What is being asked:
Scan the lines below for the word "nextgen". Copy each line you find it in.

----------

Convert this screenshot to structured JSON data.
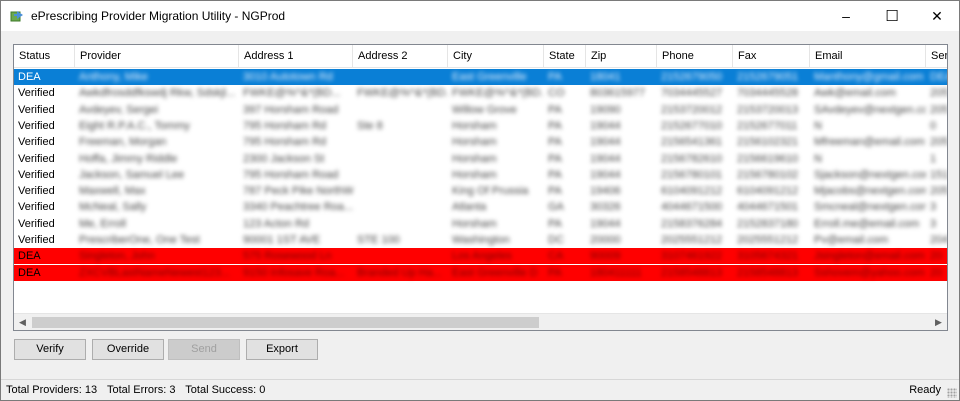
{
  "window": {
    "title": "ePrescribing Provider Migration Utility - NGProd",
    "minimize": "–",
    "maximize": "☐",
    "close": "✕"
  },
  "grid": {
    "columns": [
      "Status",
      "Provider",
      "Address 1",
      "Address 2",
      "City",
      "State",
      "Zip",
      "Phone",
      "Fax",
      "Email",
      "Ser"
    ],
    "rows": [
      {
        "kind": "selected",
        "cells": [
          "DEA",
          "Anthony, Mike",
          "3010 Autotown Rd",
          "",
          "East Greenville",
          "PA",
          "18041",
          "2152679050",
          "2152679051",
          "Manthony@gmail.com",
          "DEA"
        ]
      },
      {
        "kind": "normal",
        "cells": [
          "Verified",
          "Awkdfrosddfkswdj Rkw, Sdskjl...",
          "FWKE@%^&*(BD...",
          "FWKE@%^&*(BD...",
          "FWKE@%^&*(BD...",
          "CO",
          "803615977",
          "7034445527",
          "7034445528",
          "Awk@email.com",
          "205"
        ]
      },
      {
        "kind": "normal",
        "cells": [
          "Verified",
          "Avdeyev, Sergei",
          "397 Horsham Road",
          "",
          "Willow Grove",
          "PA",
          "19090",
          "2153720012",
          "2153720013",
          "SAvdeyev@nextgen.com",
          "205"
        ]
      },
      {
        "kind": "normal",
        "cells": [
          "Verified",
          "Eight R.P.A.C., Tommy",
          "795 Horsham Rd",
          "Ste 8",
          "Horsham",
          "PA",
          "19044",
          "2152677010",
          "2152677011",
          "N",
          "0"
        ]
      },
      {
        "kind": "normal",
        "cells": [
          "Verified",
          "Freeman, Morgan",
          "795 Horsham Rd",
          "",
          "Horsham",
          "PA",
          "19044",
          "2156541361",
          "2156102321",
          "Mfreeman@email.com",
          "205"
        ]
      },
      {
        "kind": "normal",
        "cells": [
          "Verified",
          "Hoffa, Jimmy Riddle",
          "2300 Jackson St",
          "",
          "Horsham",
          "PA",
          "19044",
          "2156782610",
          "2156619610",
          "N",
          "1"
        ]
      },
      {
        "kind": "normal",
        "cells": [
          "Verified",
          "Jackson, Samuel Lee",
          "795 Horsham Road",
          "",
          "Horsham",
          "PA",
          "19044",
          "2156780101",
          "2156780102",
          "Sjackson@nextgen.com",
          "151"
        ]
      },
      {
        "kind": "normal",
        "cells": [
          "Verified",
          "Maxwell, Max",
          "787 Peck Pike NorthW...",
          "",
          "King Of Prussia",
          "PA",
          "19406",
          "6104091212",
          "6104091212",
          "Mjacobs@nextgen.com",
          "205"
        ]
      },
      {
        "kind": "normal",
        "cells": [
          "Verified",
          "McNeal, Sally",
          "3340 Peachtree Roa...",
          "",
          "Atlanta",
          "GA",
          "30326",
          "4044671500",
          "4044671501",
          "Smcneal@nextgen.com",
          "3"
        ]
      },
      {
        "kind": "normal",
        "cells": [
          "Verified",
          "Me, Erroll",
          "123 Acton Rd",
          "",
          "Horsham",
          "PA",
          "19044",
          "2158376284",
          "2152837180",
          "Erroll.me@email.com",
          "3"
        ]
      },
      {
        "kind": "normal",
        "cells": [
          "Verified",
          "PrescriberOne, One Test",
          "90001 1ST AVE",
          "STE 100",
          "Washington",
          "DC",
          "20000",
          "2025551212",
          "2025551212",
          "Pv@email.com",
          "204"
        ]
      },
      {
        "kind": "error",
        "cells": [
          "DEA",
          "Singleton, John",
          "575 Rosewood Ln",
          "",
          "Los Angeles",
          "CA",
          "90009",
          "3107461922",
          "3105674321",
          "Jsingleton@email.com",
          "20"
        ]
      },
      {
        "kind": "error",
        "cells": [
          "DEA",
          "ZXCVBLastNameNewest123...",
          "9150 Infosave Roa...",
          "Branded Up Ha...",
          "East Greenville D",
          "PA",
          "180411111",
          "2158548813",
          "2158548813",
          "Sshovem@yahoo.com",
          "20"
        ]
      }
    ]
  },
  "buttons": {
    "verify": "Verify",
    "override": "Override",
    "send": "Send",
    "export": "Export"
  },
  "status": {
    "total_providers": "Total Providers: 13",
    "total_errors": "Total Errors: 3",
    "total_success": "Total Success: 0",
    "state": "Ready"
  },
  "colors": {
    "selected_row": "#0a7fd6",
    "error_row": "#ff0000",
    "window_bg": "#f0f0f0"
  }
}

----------

Task solution:
          "SAvdeyev@nextgen.com",
          "Sjackson@nextgen.com",
          "Mjacobs@nextgen.com",
          "Smcneal@nextgen.com",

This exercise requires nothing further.